(Records from a dataset)
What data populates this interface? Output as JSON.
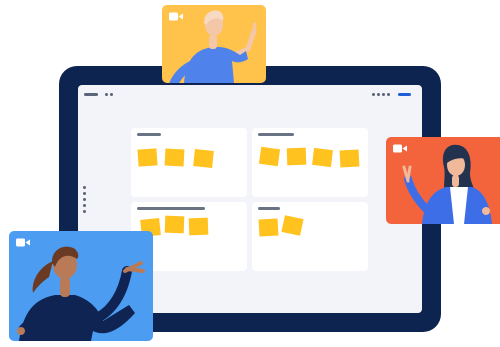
{
  "colors": {
    "tablet_frame": "#0d2350",
    "screen_background": "#f2f4fa",
    "card_background": "#ffffff",
    "sticky_note": "#ffc21f",
    "accent_blue": "#1f5fd6",
    "tile_top_background": "#ffc24b",
    "tile_right_background": "#f4643c",
    "tile_left_background": "#4c9df2"
  },
  "board": {
    "cards": [
      {
        "notes": 3
      },
      {
        "notes": 4
      },
      {
        "notes": 3
      },
      {
        "notes": 2
      }
    ]
  },
  "participants": [
    {
      "tile": "top",
      "icon": "video-camera-icon"
    },
    {
      "tile": "right",
      "icon": "video-camera-icon"
    },
    {
      "tile": "bottom-left",
      "icon": "video-camera-icon"
    }
  ]
}
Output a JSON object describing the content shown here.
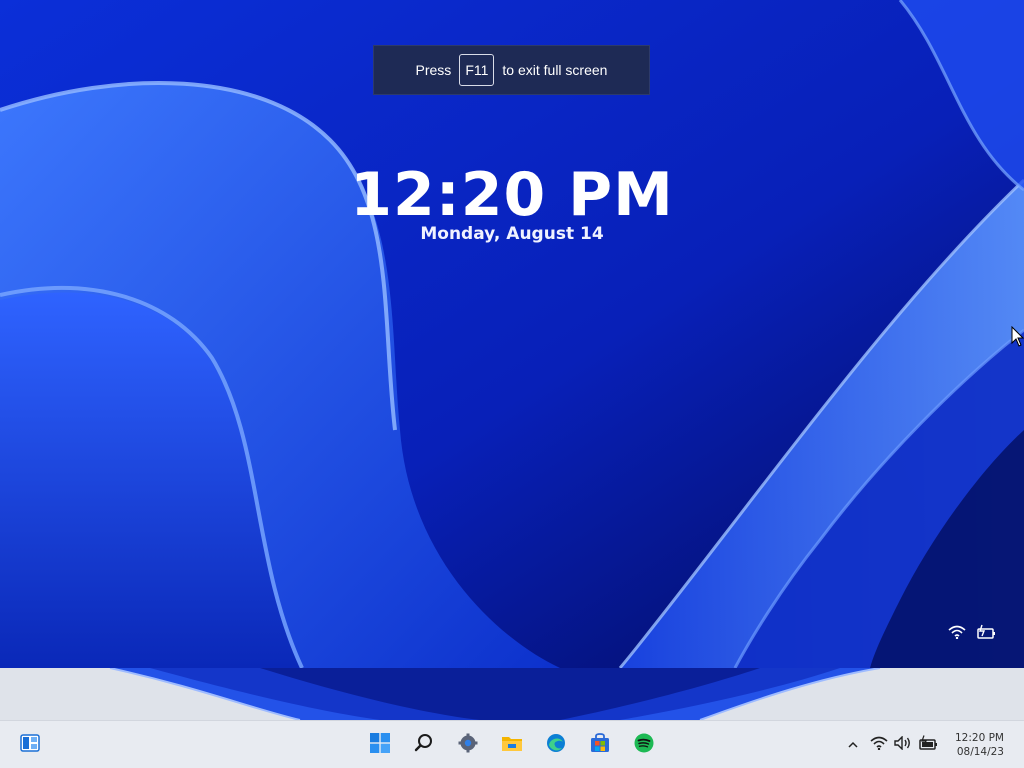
{
  "fullscreen_notice": {
    "prefix": "Press",
    "key": "F11",
    "suffix": "to exit full screen"
  },
  "lock_screen": {
    "time": "12:20 PM",
    "date": "Monday, August 14",
    "status_icons": [
      "wifi-icon",
      "battery-charging-icon"
    ]
  },
  "taskbar": {
    "left_icons": [
      "widgets-icon"
    ],
    "center_icons": [
      "windows-start-icon",
      "search-icon",
      "settings-icon",
      "file-explorer-icon",
      "edge-icon",
      "store-icon",
      "spotify-icon"
    ],
    "tray_icons": [
      "chevron-up-icon",
      "wifi-icon",
      "volume-icon",
      "battery-charging-icon"
    ],
    "clock_time": "12:20 PM",
    "clock_date": "08/14/23"
  },
  "colors": {
    "wallpaper_base": "#0a1ea8",
    "ribbon_light": "#4e86ff",
    "taskbar_bg": "#e8ebf1",
    "toast_bg": "#1e2a55",
    "spotify": "#1db954",
    "start_blue": "#1a7ce0"
  }
}
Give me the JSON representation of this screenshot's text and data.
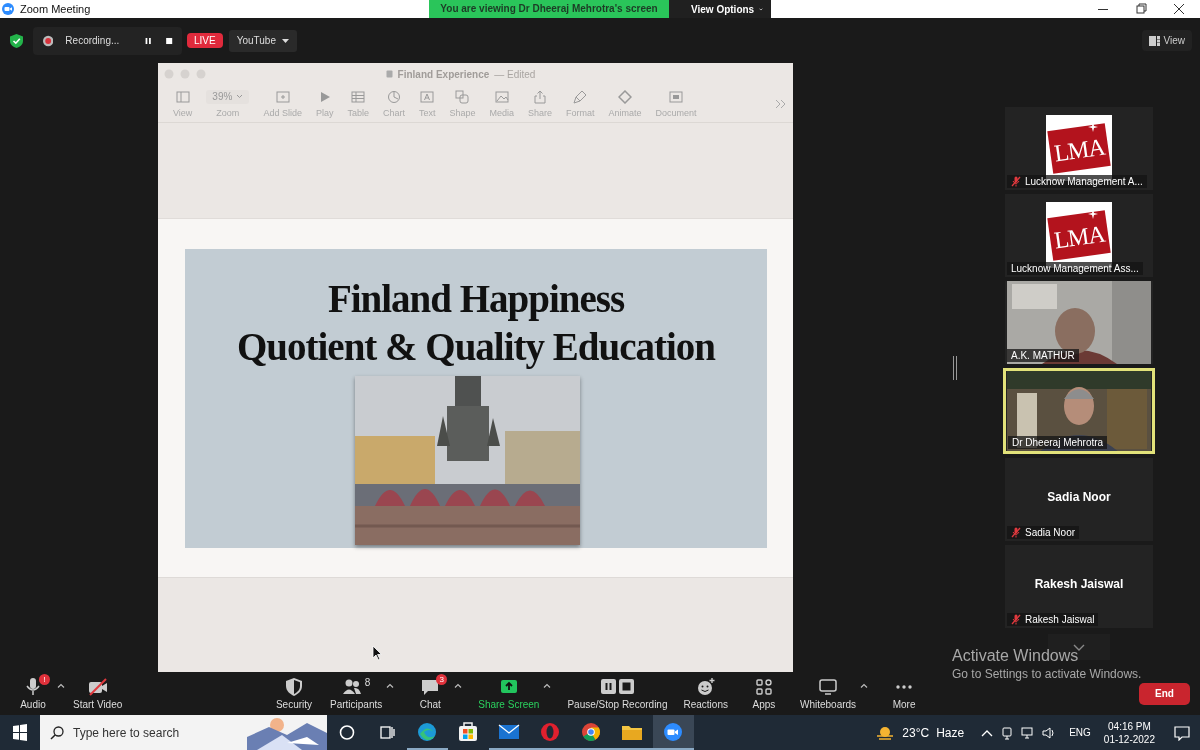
{
  "window": {
    "title": "Zoom Meeting"
  },
  "share_banner": {
    "text": "You are viewing Dr Dheeraj Mehrotra's screen",
    "options_label": "View Options"
  },
  "meeting_bar": {
    "recording_label": "Recording...",
    "live_badge": "LIVE",
    "stream_target": "YouTube",
    "view_label": "View"
  },
  "shared_screen": {
    "document_title": "Finland Experience",
    "document_status": "— Edited",
    "toolbar": [
      {
        "kind": "view",
        "label": "View"
      },
      {
        "kind": "zoom",
        "label": "Zoom",
        "value": "39%"
      },
      {
        "kind": "add-slide",
        "label": "Add Slide"
      },
      {
        "kind": "play",
        "label": "Play"
      },
      {
        "kind": "table",
        "label": "Table"
      },
      {
        "kind": "chart",
        "label": "Chart"
      },
      {
        "kind": "text",
        "label": "Text"
      },
      {
        "kind": "shape",
        "label": "Shape"
      },
      {
        "kind": "media",
        "label": "Media"
      },
      {
        "kind": "share",
        "label": "Share"
      },
      {
        "kind": "format",
        "label": "Format"
      },
      {
        "kind": "animate",
        "label": "Animate"
      },
      {
        "kind": "document",
        "label": "Document"
      }
    ],
    "slide": {
      "title_lines": [
        "Finland Happiness",
        "Quotient & Quality Education"
      ]
    }
  },
  "participants": [
    {
      "kind": "logo",
      "logo_text": "LMA",
      "name": "Lucknow Management A...",
      "muted": true,
      "speaking": false
    },
    {
      "kind": "logo",
      "logo_text": "LMA",
      "name": "Lucknow Management Ass...",
      "muted": false,
      "speaking": false
    },
    {
      "kind": "video",
      "name": "A.K. MATHUR",
      "muted": false,
      "speaking": false
    },
    {
      "kind": "video",
      "name": "Dr Dheeraj Mehrotra",
      "muted": false,
      "speaking": true
    },
    {
      "kind": "name",
      "display_name": "Sadia Noor",
      "name": "Sadia Noor",
      "muted": true,
      "speaking": false
    },
    {
      "kind": "name",
      "display_name": "Rakesh Jaiswal",
      "name": "Rakesh Jaiswal",
      "muted": true,
      "speaking": false
    }
  ],
  "toolbar": {
    "left": [
      {
        "kind": "audio",
        "label": "Audio",
        "badge": "!",
        "has_menu": true
      },
      {
        "kind": "video",
        "label": "Start Video",
        "has_menu": false
      }
    ],
    "center": [
      {
        "kind": "security",
        "label": "Security",
        "has_menu": false
      },
      {
        "kind": "participants",
        "label": "Participants",
        "count": "8",
        "has_menu": true
      },
      {
        "kind": "chat",
        "label": "Chat",
        "badge": "3",
        "has_menu": true
      },
      {
        "kind": "share",
        "label": "Share Screen",
        "has_menu": true
      },
      {
        "kind": "recording",
        "label": "Pause/Stop Recording",
        "has_menu": false
      },
      {
        "kind": "reactions",
        "label": "Reactions",
        "has_menu": false
      },
      {
        "kind": "apps",
        "label": "Apps",
        "has_menu": false
      },
      {
        "kind": "whiteboards",
        "label": "Whiteboards",
        "has_menu": true
      },
      {
        "kind": "more",
        "label": "More",
        "has_menu": false
      }
    ]
  },
  "end_button": "End",
  "activation_notice": {
    "title": "Activate Windows",
    "message": "Go to Settings to activate Windows."
  },
  "taskbar": {
    "search_placeholder": "Type here to search",
    "apps": [
      {
        "kind": "edge",
        "running": true,
        "selected": false
      },
      {
        "kind": "store",
        "running": false,
        "selected": false
      },
      {
        "kind": "mail",
        "running": true,
        "selected": false
      },
      {
        "kind": "opera",
        "running": true,
        "selected": false
      },
      {
        "kind": "chrome",
        "running": true,
        "selected": false
      },
      {
        "kind": "explorer",
        "running": true,
        "selected": false
      },
      {
        "kind": "zoom",
        "running": true,
        "selected": true
      }
    ],
    "temperature": "23°C",
    "weather": "Haze",
    "language": "ENG",
    "time": "04:16 PM",
    "date": "01-12-2022"
  }
}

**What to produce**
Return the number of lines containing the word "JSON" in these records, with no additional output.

**Response below**
3